Black is hands down the best color. Mark of the Vampire is a common Loxodon Warhammer and all the removal is amazing. I also dismissed Mind Rot and Sign in Blood the first time around but both are very solid. Again card advantage is huge. The only other thing I have to say is that Nefarox Lord of Grixis is surprisingly beatable. Xathrid Gorgon is not.
Red is the "worst" color but it isn't black in AVR level of bad. Your big guys fight hard and Chandra's Fury pushes real hard. Turn to Slag is much more of a Brainspoil than I expected meaning it is extremely clunky and not great unless it targets a bomb. Mindclaw Shaman is better than expected just because a 2/2 body is never dead. He won't always make the cut but I'm not ashamed to cast it. As for the rares Slumbering Dragon is very interesting. It definitely isn't a windmill slam but in the right deck it holds the fort very well.
Worth noting: Rummaging Goblin pushes your curve lower as you want to pitch lands to find spells. Keep this in mind when drafting controlling decks that want the card and try to cap your curve with at most one six-drop. The same applies to Wild Guess.
Green has a nice niche. It generates value by playing 3/3s that force awkward blocks and open up your tricks to being two for ones. Your big commons can match big rares given board position advantage which is as good as an answer. Because of this general interaction Spiked Baloth is bad but Primal Huntbeast is very good. It also has the most "very good" rares. Silklash Spider is secretly unbeatable. It kills everything good or just blocks it forever.

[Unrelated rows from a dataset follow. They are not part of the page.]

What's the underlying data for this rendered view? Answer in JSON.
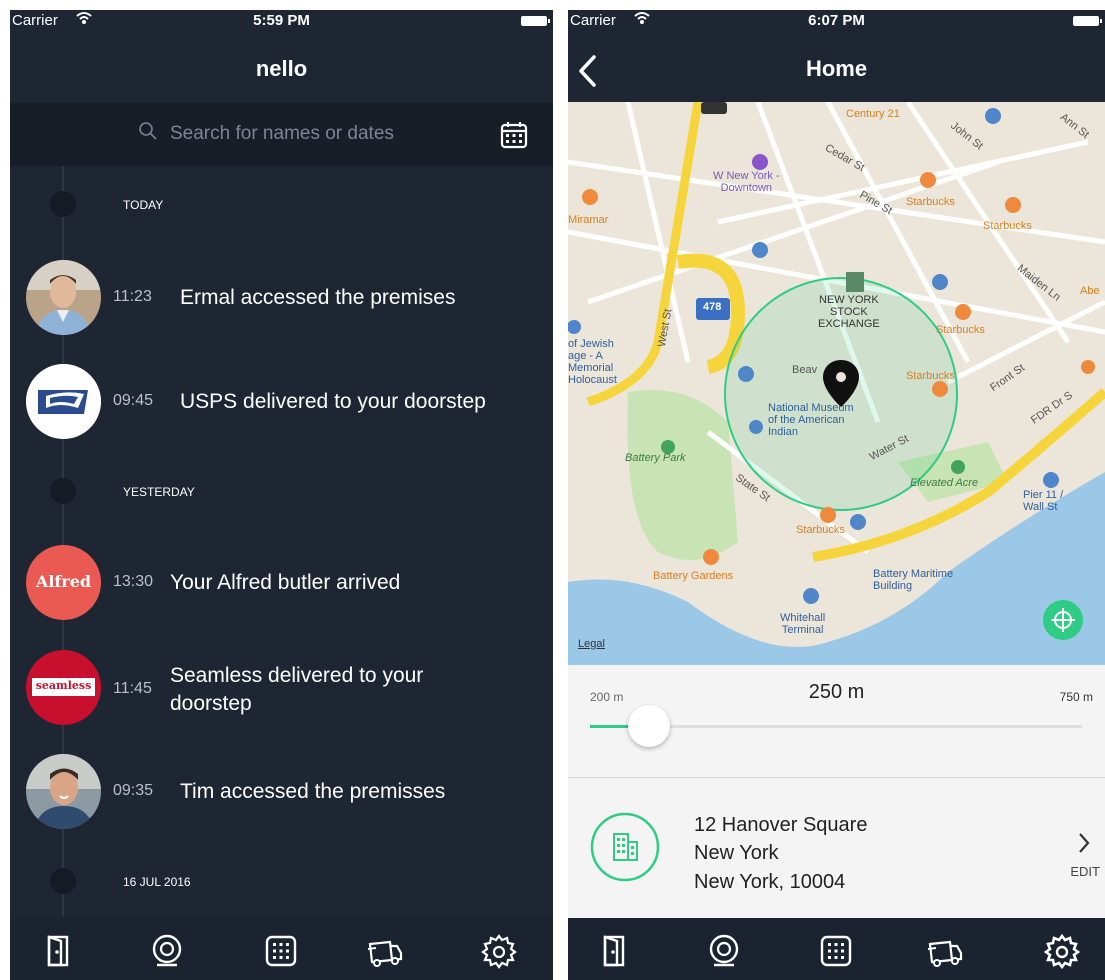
{
  "left": {
    "status": {
      "carrier": "Carrier",
      "time": "5:59 PM"
    },
    "title": "nello",
    "search": {
      "placeholder": "Search for names or dates"
    },
    "timeline": {
      "today": "TODAY",
      "yesterday": "YESTERDAY",
      "earlier": "16 JUL 2016",
      "events": [
        {
          "time": "11:23",
          "text": "Ermal accessed the premises"
        },
        {
          "time": "09:45",
          "text": "USPS delivered to your doorstep"
        },
        {
          "time": "13:30",
          "text": "Your Alfred butler arrived"
        },
        {
          "time": "11:45",
          "text": "Seamless delivered to your doorstep"
        },
        {
          "time": "09:35",
          "text": "Tim accessed the premisses"
        }
      ],
      "logos": {
        "alfred": "Alfred",
        "seamless": "seamless"
      }
    }
  },
  "right": {
    "status": {
      "carrier": "Carrier",
      "time": "6:07 PM"
    },
    "title": "Home",
    "map": {
      "labels": {
        "century21": "Century 21",
        "w_new_york_downtown": "W New York -\nDowntown",
        "starbucks": "Starbucks",
        "miramar": "Miramar",
        "nyse": "NEW YORK\nSTOCK\nEXCHANGE",
        "jewish_museum": "of Jewish\nage - A\nMemorial\nHolocaust",
        "national_museum": "National Museum\nof the American\nIndian",
        "battery_park": "Battery Park",
        "elevated_acre": "Elevated Acre",
        "pier11": "Pier 11 /\nWall St",
        "battery_gardens": "Battery Gardens",
        "battery_maritime": "Battery Maritime\nBuilding",
        "whitehall": "Whitehall\nTerminal",
        "legal": "Legal",
        "highway": "478",
        "fdr": "FDR Dr S",
        "water_st": "Water St",
        "state_st": "State St",
        "front_st": "Front St",
        "maiden_ln": "Maiden Ln",
        "pine_st": "Pine St",
        "cedar_st": "Cedar St",
        "john_st": "John St",
        "ann_st": "Ann St",
        "west_st": "West St",
        "beav": "Beav",
        "abe": "Abe"
      }
    },
    "radius": {
      "min": "200 m",
      "value": "250 m",
      "max": "750 m",
      "fraction": 0.12
    },
    "address": {
      "line1": "12 Hanover Square",
      "line2": "New York",
      "line3": "New York, 10004",
      "edit": "EDIT"
    }
  },
  "tabs": [
    {
      "name": "door-icon"
    },
    {
      "name": "timeline-icon"
    },
    {
      "name": "keypad-icon"
    },
    {
      "name": "delivery-truck-icon"
    },
    {
      "name": "settings-gear-icon"
    }
  ],
  "colors": {
    "dark_bg": "#1e2633",
    "accent": "#2ecc85",
    "map_road": "#f6d53c"
  }
}
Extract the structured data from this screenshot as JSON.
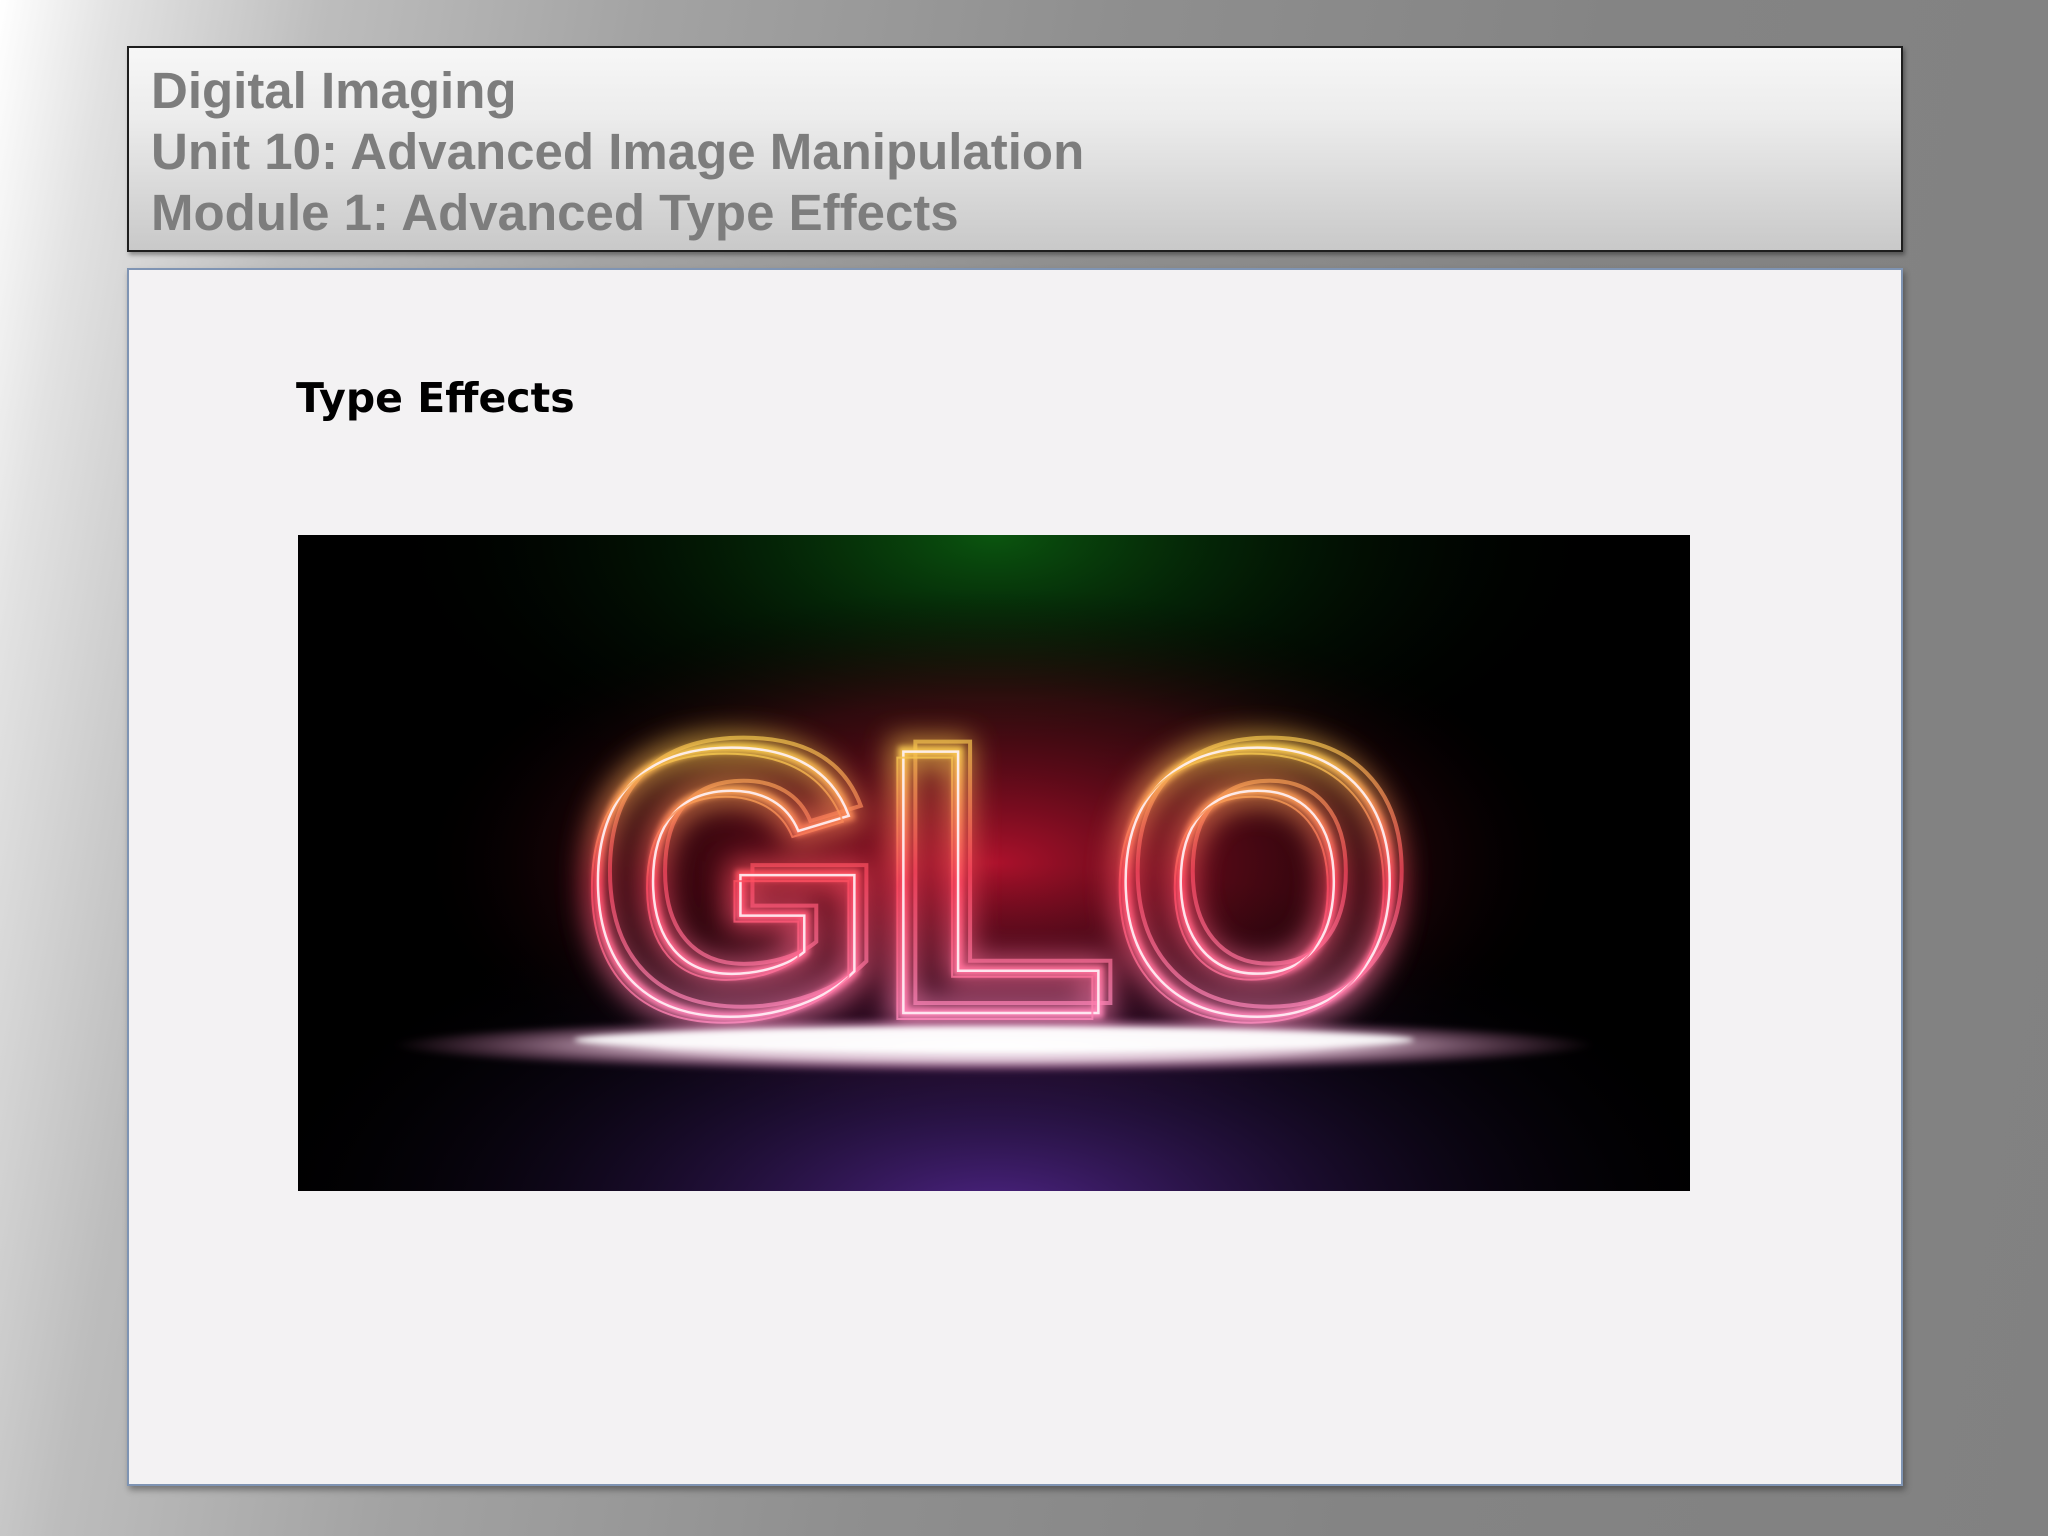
{
  "header": {
    "line1": "Digital Imaging",
    "line2": "Unit 10: Advanced Image Manipulation",
    "line3": "Module 1: Advanced Type Effects"
  },
  "content": {
    "heading": "Type Effects",
    "image": {
      "text": "GLO",
      "colors": {
        "top_glow": "#0b5a10",
        "center_glow": "#b5122e",
        "bottom_glow": "#5a2a9a",
        "outline_top": "#f4e24a",
        "outline_mid": "#ff4a62",
        "outline_bottom": "#ff9ad6"
      }
    }
  }
}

Deadly Recluse is very good in green mirrors but isn't good when you are trying to apply pressure. Infinite power in creature combat versus one in player combat. I can easily see starting the second or third copy in the sideboard.
Moving on to artifacts my big debate revolves around Sands of Delirium. I had this in a Sealed pool and sidelined it as I was hyperaggressive but I found it making its way in post-board. I never cast it but I found myself hoping to rip it very often. Input on this card would be great. It's possible it's a three-mana blank most of the time and a sideboard card the rest or it could be a legitimate plan.

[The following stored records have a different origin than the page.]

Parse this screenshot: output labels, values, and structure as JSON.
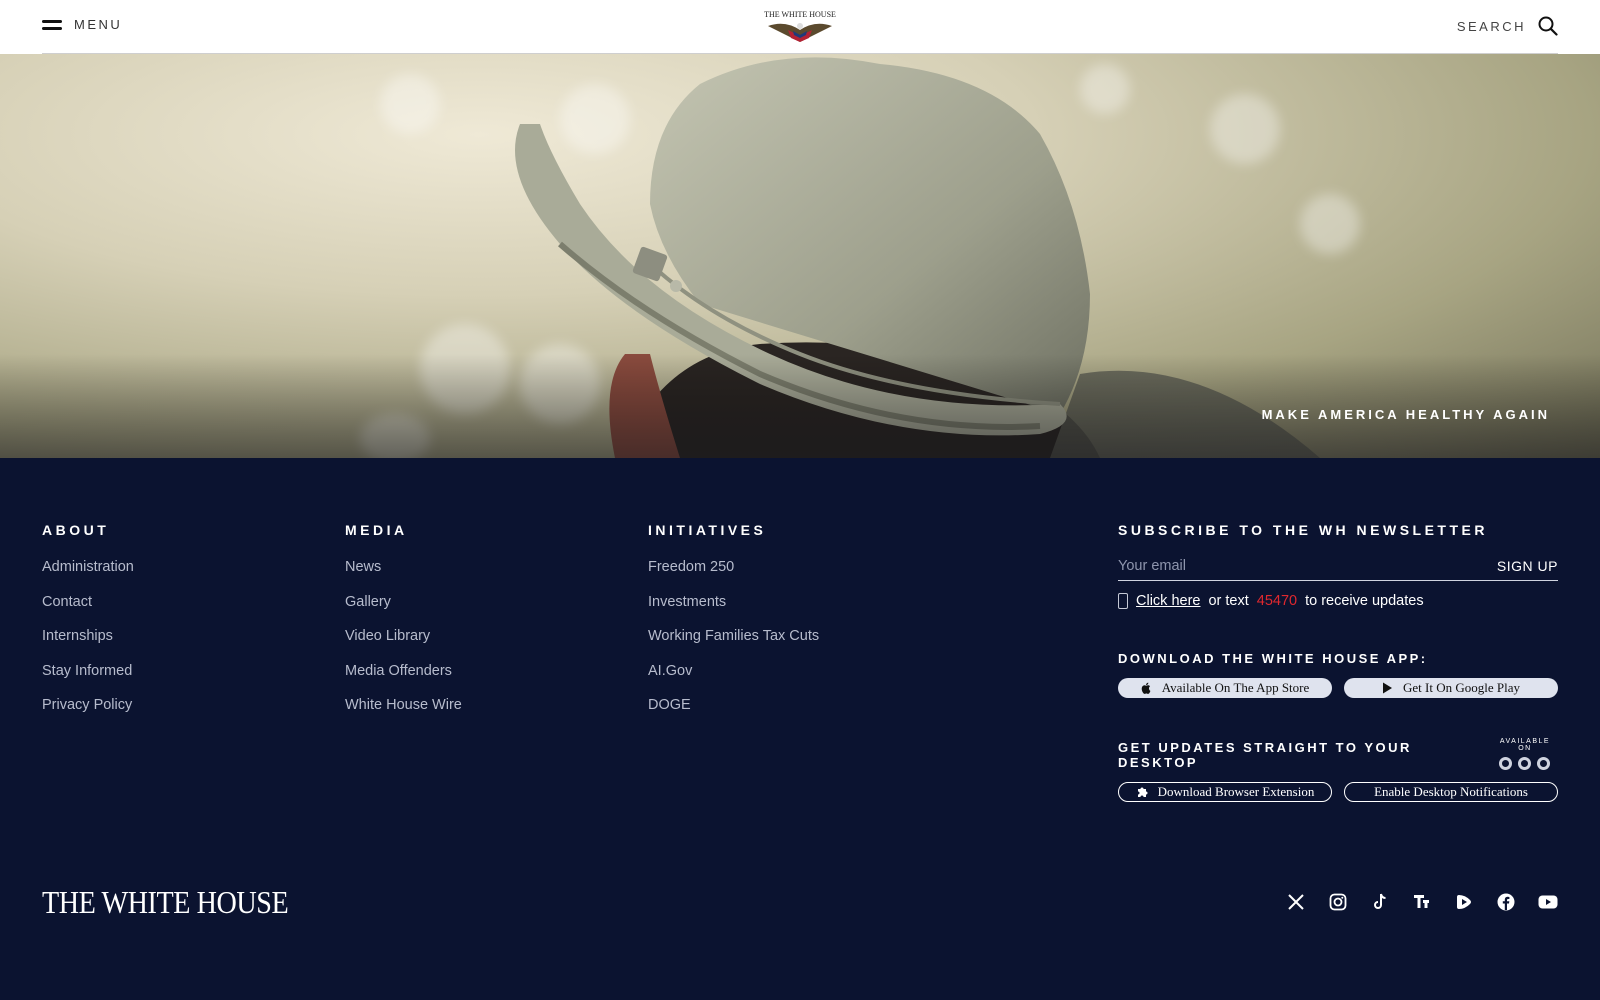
{
  "header": {
    "menu_label": "MENU",
    "search_label": "SEARCH",
    "logo_text": "THE WHITE HOUSE"
  },
  "hero": {
    "caption": "MAKE AMERICA HEALTHY AGAIN"
  },
  "footer": {
    "columns": [
      {
        "title": "ABOUT",
        "items": [
          "Administration",
          "Contact",
          "Internships",
          "Stay Informed",
          "Privacy Policy"
        ]
      },
      {
        "title": "MEDIA",
        "items": [
          "News",
          "Gallery",
          "Video Library",
          "Media Offenders",
          "White House Wire"
        ]
      },
      {
        "title": "INITIATIVES",
        "items": [
          "Freedom 250",
          "Investments",
          "Working Families Tax Cuts",
          "AI.Gov",
          "DOGE"
        ]
      }
    ],
    "newsletter": {
      "title": "SUBSCRIBE TO THE WH NEWSLETTER",
      "email_placeholder": "Your email",
      "signup_label": "SIGN UP",
      "click_here": "Click here",
      "or_text": "or text",
      "short_code": "45470",
      "receive_text": "to receive updates"
    },
    "app": {
      "title": "DOWNLOAD THE WHITE HOUSE APP:",
      "app_store": "Available On The App Store",
      "google_play": "Get It On Google Play"
    },
    "desktop": {
      "title": "GET UPDATES STRAIGHT TO YOUR DESKTOP",
      "available_on": "AVAILABLE ON",
      "extension": "Download Browser Extension",
      "notifications": "Enable Desktop Notifications"
    },
    "wordmark": "THE WHITE HOUSE",
    "social_icons": [
      "x-icon",
      "instagram-icon",
      "tiktok-icon",
      "truth-social-icon",
      "rumble-icon",
      "facebook-icon",
      "youtube-icon"
    ]
  },
  "colors": {
    "navy": "#0b1330",
    "accent_red": "#e0282e",
    "link_gray": "#b7bccd"
  }
}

Akroma's Memorial was too slow when I played it in red-black. It might be better in green but the card doesn't generate enough value on its own. I would vote to pass this for a good common in a heartbeat.

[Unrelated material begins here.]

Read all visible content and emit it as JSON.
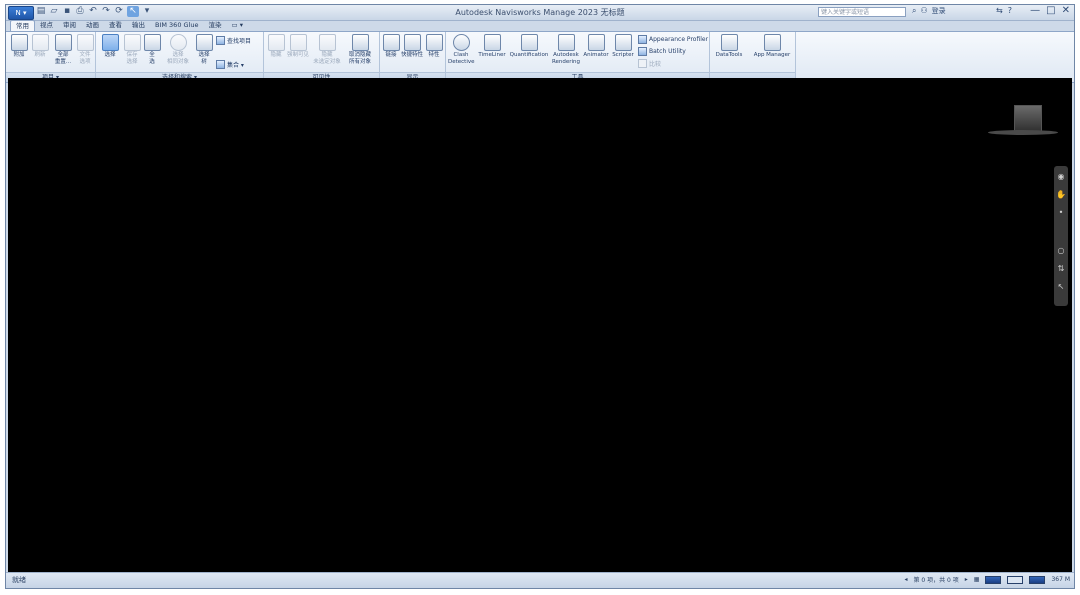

My original view on the format also still holds: this set is amazing for Limited.
Looking at a different topic my current goal is figuring out Standard for the StarCityGames.com Open Series in Buffalo this upcoming weekend. I want to play something powerful. My gut reaction is to play Bonfire of the Damned but I could easily be persuaded to change. Any suggestions would be great either posted here or via Twitter.
New Legacy deck suggestions are also being accepted. Again the same rules apply. Do something powerful preferably with interaction. Odds are low but I may just pick up something that isn't Dark Rituals. I blame Counterbalance revealing Terminus for this change of mind.
@armlx on Twitter